Hail Demeter, Hail Kore

Demeter and Kore-Persephone were fervently venerated in Sicily in ancient times. This exhibit from the Regional Archaeological Museum at Aidone features two acroliths (That is, sculptures that have been constructed of stone, such as marble, and other materials, such as, in this case, iron, and draped with fabric) most likely depicting the mother goddess and…

Powerful Pomegranate

“But if [you tasted food], returning beneath [the earth,] you will stay a third part of the seasons [each year] … By what guile did the mighty Host-to-Many deceive you?” the Goddess Demeter asked her daughter Persephone in the The Homeric Hymn to Demeter (As translated by Helene P. Foley). From the featured photo today,…

Castle of Love

Erice boasts a 12th century castle—Il Castello di Venere or the Castle of Venus—that was built on top of an ancient Roman temple dedicated to the goddess of love. However, before the Roman iteration and the still standing current Norman castle, centuries before, the site was dedicated to the ancient Elimi tribe’s mother goddess of…

An Offering to the Goddess
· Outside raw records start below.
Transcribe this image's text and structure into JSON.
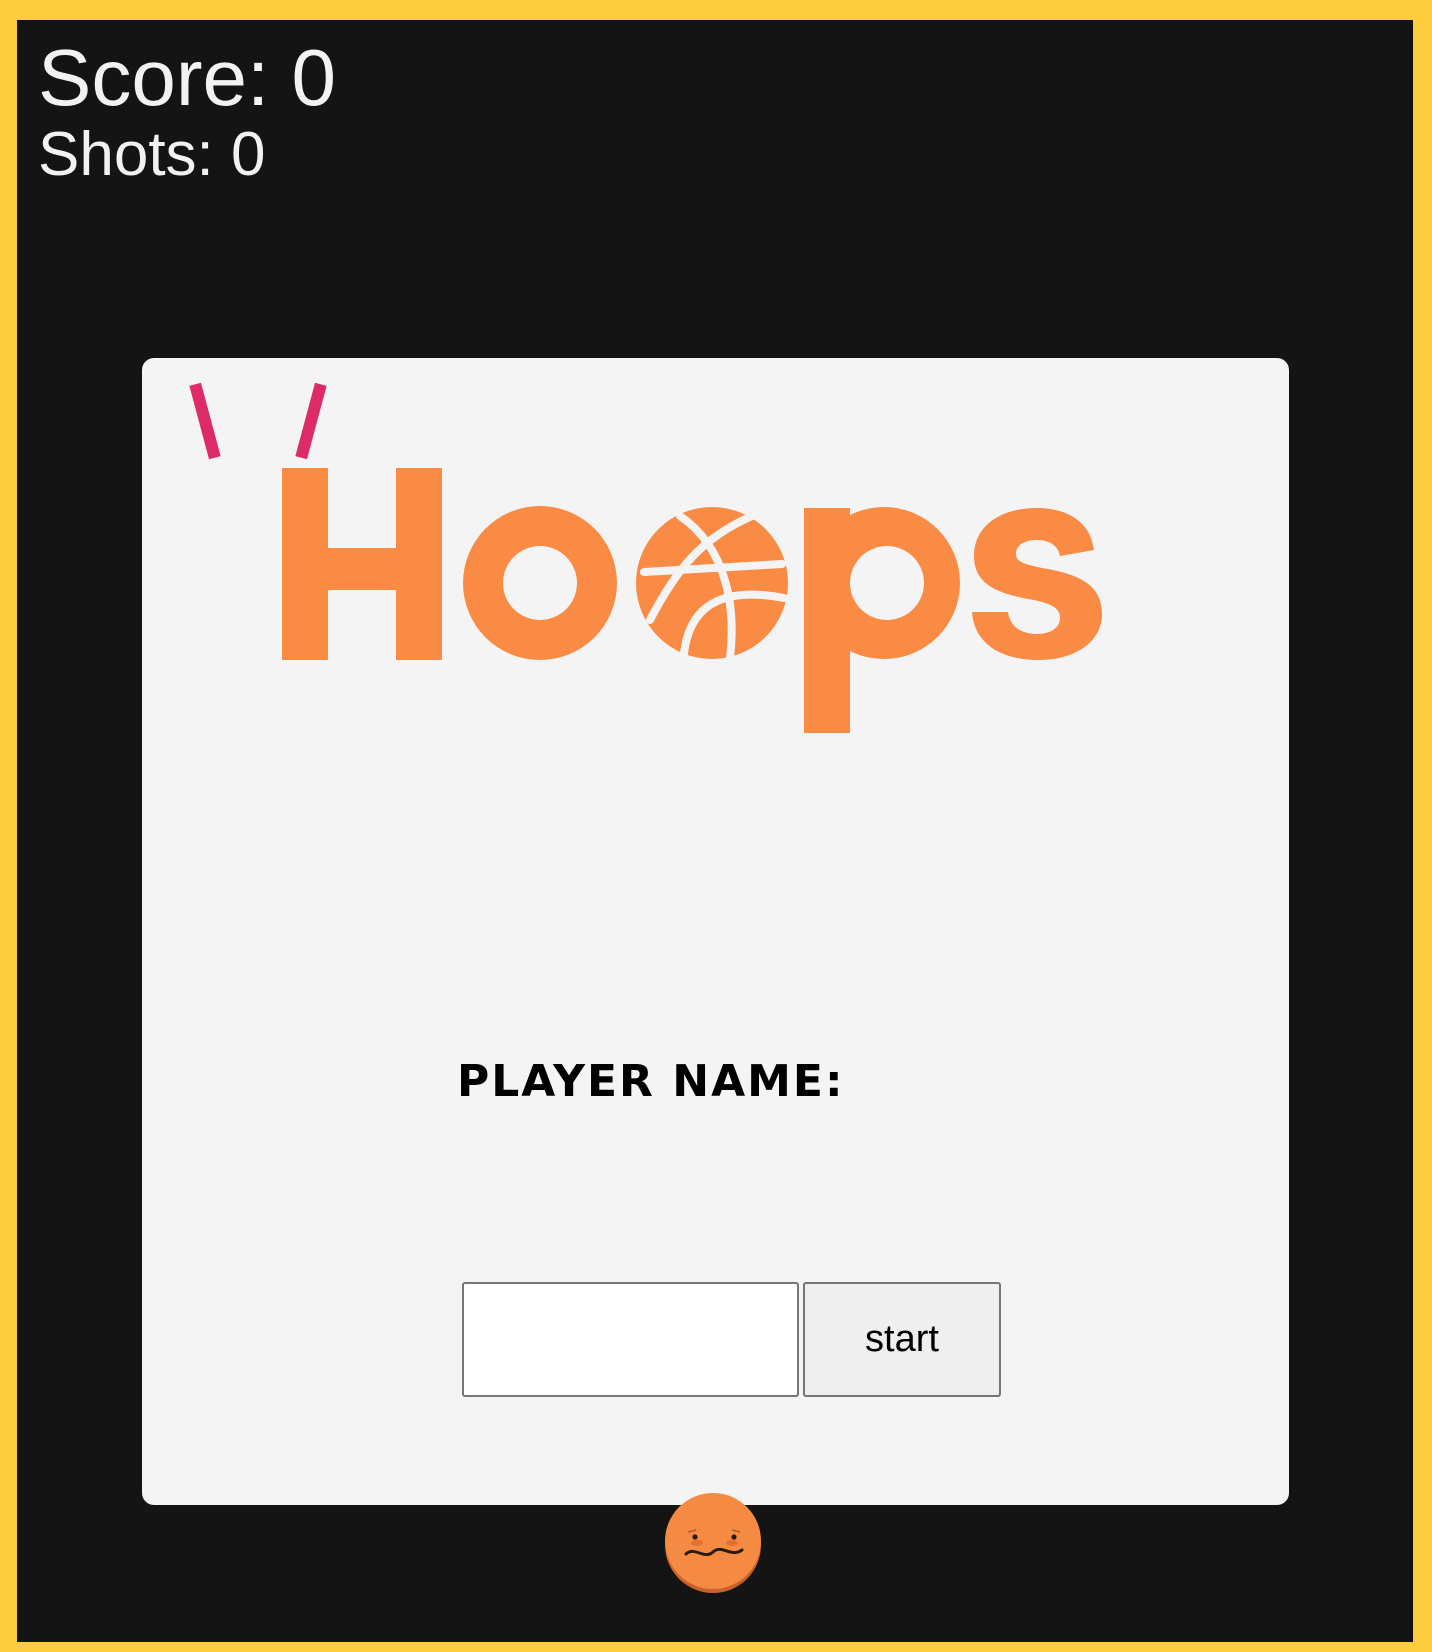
{
  "hud": {
    "score_text": "Score: 0",
    "shots_text": "Shots: 0"
  },
  "logo": {
    "wordmark": "Hoops",
    "icon": "basketball-icon"
  },
  "start_panel": {
    "player_label": "PLAYER NAME:",
    "name_input_value": "",
    "name_input_placeholder": "",
    "start_button_label": "start"
  },
  "colors": {
    "frame_border": "#fecd3d",
    "game_background": "#141414",
    "panel_background": "#f4f4f4",
    "logo_orange": "#f98b44",
    "tick_pink": "#dd2b6a",
    "ball_orange": "#f58a42"
  },
  "character": {
    "icon": "worried-basketball-face-icon"
  }
}
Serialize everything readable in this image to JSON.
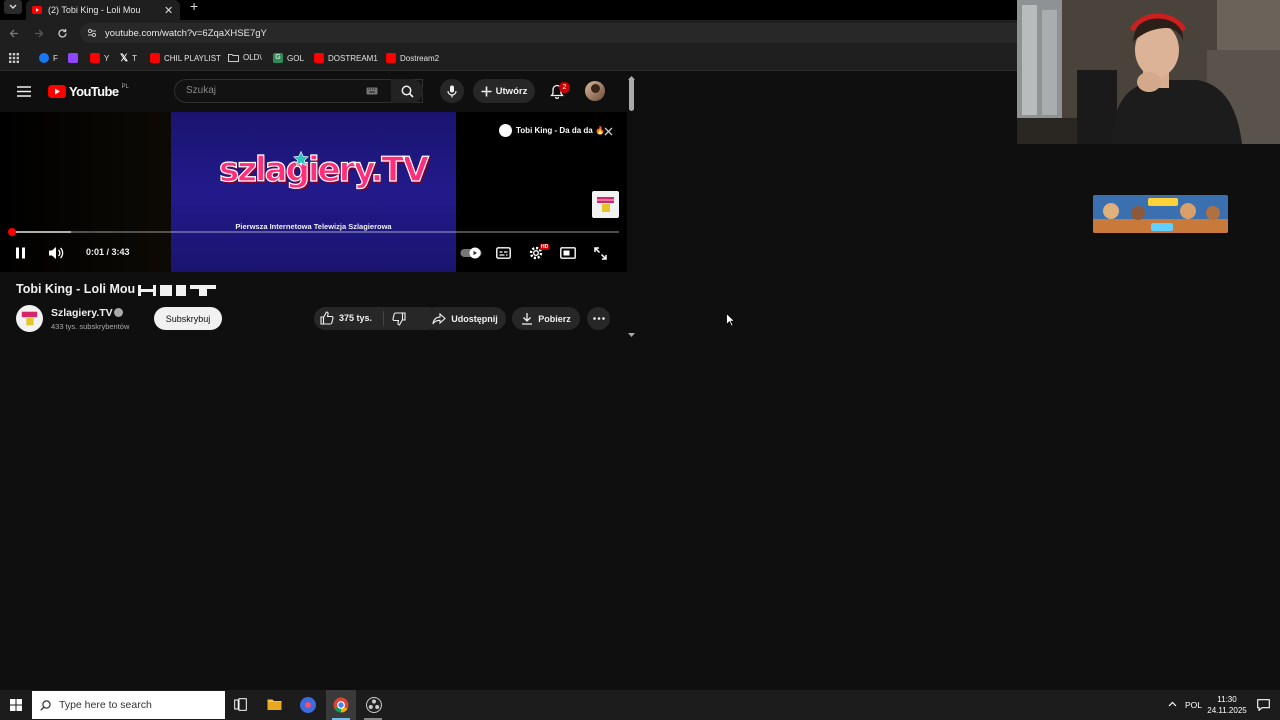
{
  "browser": {
    "tab_title": "(2) Tobi King - Loli Mou",
    "new_tab_label": "+",
    "close_tab_label": "✕",
    "url": "youtube.com/watch?v=6ZqaXHSE7gY",
    "bookmarks": [
      {
        "label": "F",
        "icon": "facebook-icon",
        "color": "#1877f2"
      },
      {
        "label": "",
        "icon": "twitch-icon",
        "color": "#9146ff"
      },
      {
        "label": "Y",
        "icon": "youtube-icon",
        "color": "#ff0000"
      },
      {
        "label": "T",
        "icon": "x-icon",
        "color": "#ffffff"
      },
      {
        "label": "CHIL PLAYLIST",
        "icon": "youtube-icon",
        "color": "#ff0000"
      },
      {
        "label": "OLD\\",
        "icon": "folder-icon",
        "color": "#c8c8c8"
      },
      {
        "label": "GOL",
        "icon": "gol-icon",
        "color": "#2e8b57"
      },
      {
        "label": "DOSTREAM1",
        "icon": "youtube-icon",
        "color": "#ff0000"
      },
      {
        "label": "Dostream2",
        "icon": "youtube-icon",
        "color": "#ff0000"
      }
    ]
  },
  "youtube": {
    "logo_text": "YouTube",
    "region": "PL",
    "search_placeholder": "Szukaj",
    "create_label": "Utwórz",
    "notifications_count": "2",
    "accent_color": "#ff0000"
  },
  "player": {
    "brand_name": "szlagiery.TV",
    "tagline": "Pierwsza Internetowa Telewizja Szlagierowa",
    "time": "0:01 / 3:43",
    "progress": 0.003,
    "buffered": 0.1,
    "next_card_title": "Tobi King - Da da da 🔥",
    "settings_badge": "HD"
  },
  "video": {
    "title": "Tobi King - Loli Mou",
    "channel": "Szlagiery.TV",
    "subscribers": "433 tys. subskrybentów",
    "subscribe_label": "Subskrybuj",
    "likes": "375 tys.",
    "share_label": "Udostępnij",
    "download_label": "Pobierz"
  },
  "taskbar": {
    "search_placeholder": "Type here to search",
    "language": "POL",
    "time": "11:30",
    "date": "24.11.2025"
  }
}
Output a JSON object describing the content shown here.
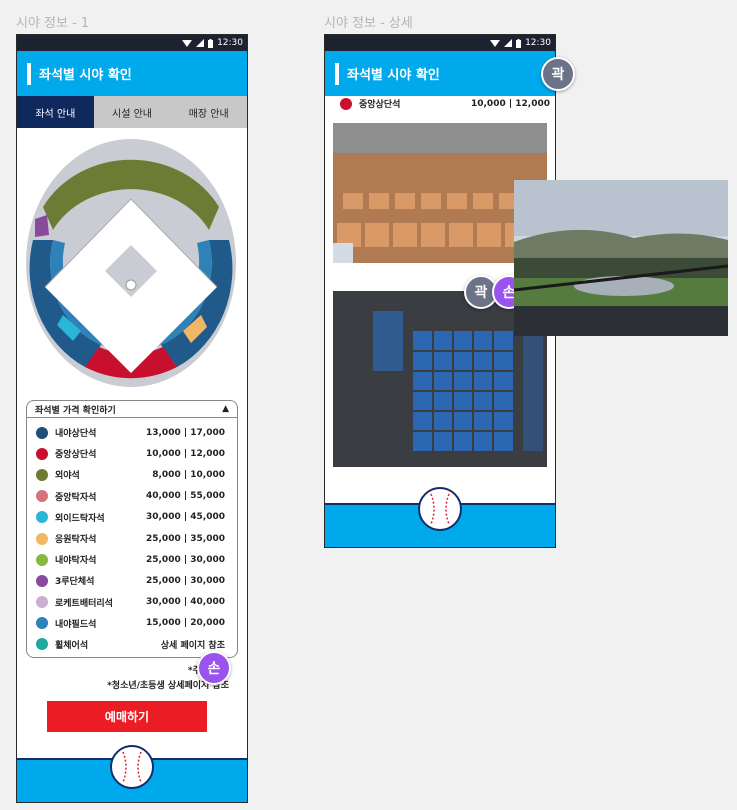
{
  "frames": {
    "left_label": "시야 정보 - 1",
    "right_label": "시야 정보 - 상세"
  },
  "statusbar": {
    "time": "12:30"
  },
  "header": {
    "title": "좌석별 시야 확인"
  },
  "tabs": [
    {
      "label": "좌석 안내",
      "active": true
    },
    {
      "label": "시설 안내",
      "active": false
    },
    {
      "label": "매장 안내",
      "active": false
    }
  ],
  "price_table": {
    "title": "좌석별 가격 확인하기",
    "toggle": "▲",
    "rows": [
      {
        "name": "내야상단석",
        "price": "13,000 | 17,000",
        "color": "#1f4e79"
      },
      {
        "name": "중앙상단석",
        "price": "10,000 | 12,000",
        "color": "#c8102e"
      },
      {
        "name": "외야석",
        "price": "8,000 | 10,000",
        "color": "#6b7b2f"
      },
      {
        "name": "중앙탁자석",
        "price": "40,000 | 55,000",
        "color": "#d4737e"
      },
      {
        "name": "외이드탁자석",
        "price": "30,000 | 45,000",
        "color": "#29b6d8"
      },
      {
        "name": "응원탁자석",
        "price": "25,000 | 35,000",
        "color": "#f2b765"
      },
      {
        "name": "내야탁자석",
        "price": "25,000 | 30,000",
        "color": "#86b93f"
      },
      {
        "name": "3루단체석",
        "price": "25,000 | 30,000",
        "color": "#8a4a9c"
      },
      {
        "name": "로케트배터리석",
        "price": "30,000 | 40,000",
        "color": "#c9afd0"
      },
      {
        "name": "내야필드석",
        "price": "15,000 | 20,000",
        "color": "#2e82b8"
      },
      {
        "name": "휠체어석",
        "price": "상세 페이지 참조",
        "color": "#20a89a"
      }
    ]
  },
  "notes": [
    "*주중/주말",
    "*청소년/초등생 상세페이지 참조"
  ],
  "book_button": "예매하기",
  "avatars": {
    "purple": "손",
    "gray": "곽"
  },
  "detail": {
    "seat_name": "중앙상단석",
    "seat_price": "10,000 | 12,000",
    "seat_color": "#c8102e"
  },
  "colors": {
    "brand": "#00a9ec",
    "navy": "#10295d",
    "red": "#ec1c24"
  }
}
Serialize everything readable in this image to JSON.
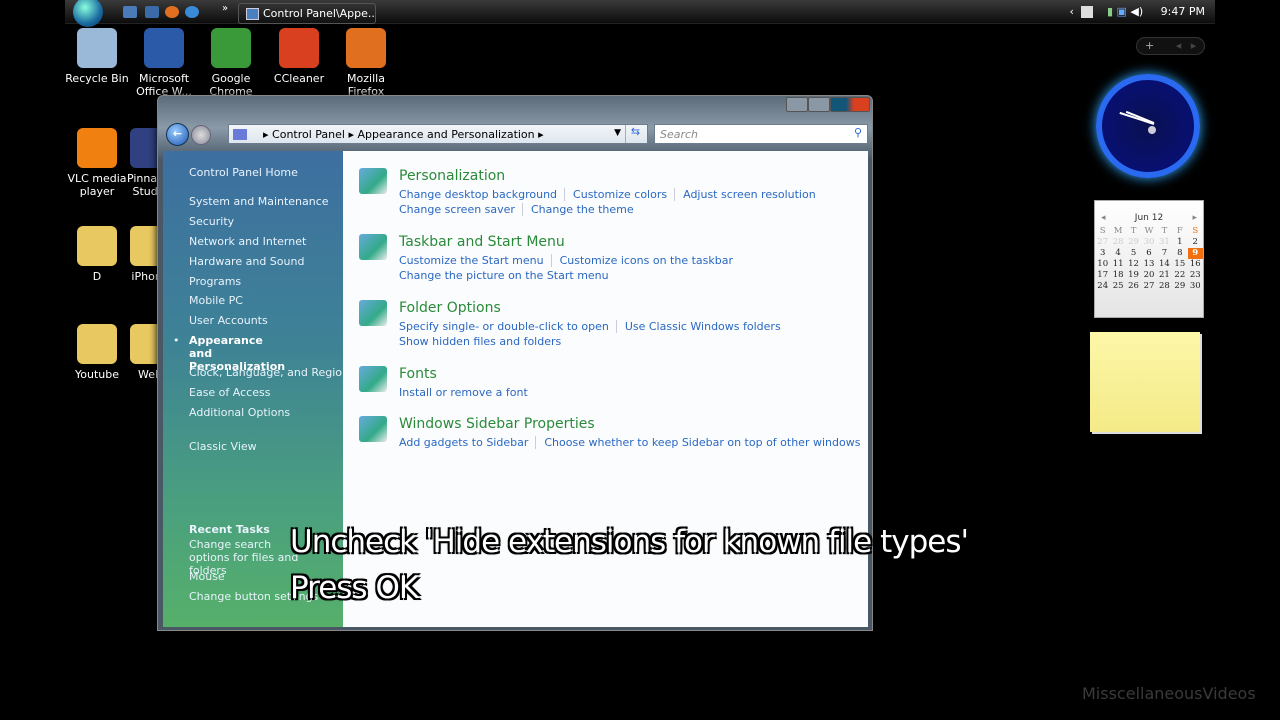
{
  "taskbar": {
    "task_button": "Control Panel\\Appe...",
    "overflow": "»",
    "clock": "9:47 PM"
  },
  "desktop_icons": [
    {
      "label": "Recycle Bin",
      "color": "#9ab8d8"
    },
    {
      "label": "Microsoft Office W...",
      "color": "#2a5aa8"
    },
    {
      "label": "Google Chrome",
      "color": "#3a9a3a"
    },
    {
      "label": "CCleaner",
      "color": "#d84020"
    },
    {
      "label": "Mozilla Firefox",
      "color": "#e07020"
    },
    {
      "label": "VLC media player",
      "color": "#f08010"
    },
    {
      "label": "Pinnacle Studio",
      "color": "#304080"
    },
    {
      "label": "D",
      "color": "#e8c860"
    },
    {
      "label": "iPhone",
      "color": "#e8c860"
    },
    {
      "label": "Youtube",
      "color": "#e8c860"
    },
    {
      "label": "Web",
      "color": "#e8c860"
    }
  ],
  "window": {
    "breadcrumb": [
      "Control Panel",
      "Appearance and Personalization"
    ],
    "search_placeholder": "Search",
    "sidebar": {
      "home": "Control Panel Home",
      "items": [
        "System and Maintenance",
        "Security",
        "Network and Internet",
        "Hardware and Sound",
        "Programs",
        "Mobile PC",
        "User Accounts",
        "Appearance and Personalization",
        "Clock, Language, and Region",
        "Ease of Access",
        "Additional Options"
      ],
      "selected": "Appearance and Personalization",
      "classic_view": "Classic View",
      "recent_title": "Recent Tasks",
      "recent": [
        "Change search options for files and folders",
        "Mouse",
        "Change button settings"
      ]
    },
    "sections": [
      {
        "title": "Personalization",
        "icon": "monitor-icon",
        "lines": [
          [
            "Change desktop background",
            "Customize colors",
            "Adjust screen resolution"
          ],
          [
            "Change screen saver",
            "Change the theme"
          ]
        ]
      },
      {
        "title": "Taskbar and Start Menu",
        "icon": "taskbar-icon",
        "lines": [
          [
            "Customize the Start menu",
            "Customize icons on the taskbar"
          ],
          [
            "Change the picture on the Start menu"
          ]
        ]
      },
      {
        "title": "Folder Options",
        "icon": "folder-options-icon",
        "lines": [
          [
            "Specify single- or double-click to open",
            "Use Classic Windows folders"
          ],
          [
            "Show hidden files and folders"
          ]
        ]
      },
      {
        "title": "Fonts",
        "icon": "fonts-icon",
        "lines": [
          [
            "Install or remove a font"
          ]
        ]
      },
      {
        "title": "Windows Sidebar Properties",
        "icon": "sidebar-icon",
        "lines": [
          [
            "Add gadgets to Sidebar",
            "Choose whether to keep Sidebar on top of other windows"
          ]
        ]
      }
    ]
  },
  "overlay": {
    "line1": "Uncheck 'Hide extensions for known file types'",
    "line2": "Press OK"
  },
  "calendar": {
    "month": "Jun 12",
    "weekdays": [
      "S",
      "M",
      "T",
      "W",
      "T",
      "F",
      "S"
    ],
    "weeks": [
      [
        "27",
        "28",
        "29",
        "30",
        "31",
        "1",
        "2"
      ],
      [
        "3",
        "4",
        "5",
        "6",
        "7",
        "8",
        "9"
      ],
      [
        "10",
        "11",
        "12",
        "13",
        "14",
        "15",
        "16"
      ],
      [
        "17",
        "18",
        "19",
        "20",
        "21",
        "22",
        "23"
      ],
      [
        "24",
        "25",
        "26",
        "27",
        "28",
        "29",
        "30"
      ]
    ],
    "today": "9",
    "accent": "#f07010"
  },
  "watermark": "MisscellaneousVideos"
}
This terracotta figure from Siracusa’s archaeological museum is one of hundreds of examples of statuettes found around the island of Ortigia that is attributed to the cult of Demeter and Kore (Persephone). I find this divine figure especially interesting because more recent images of Santa Lucia, the patron saint of Siracusa who is celebrated in…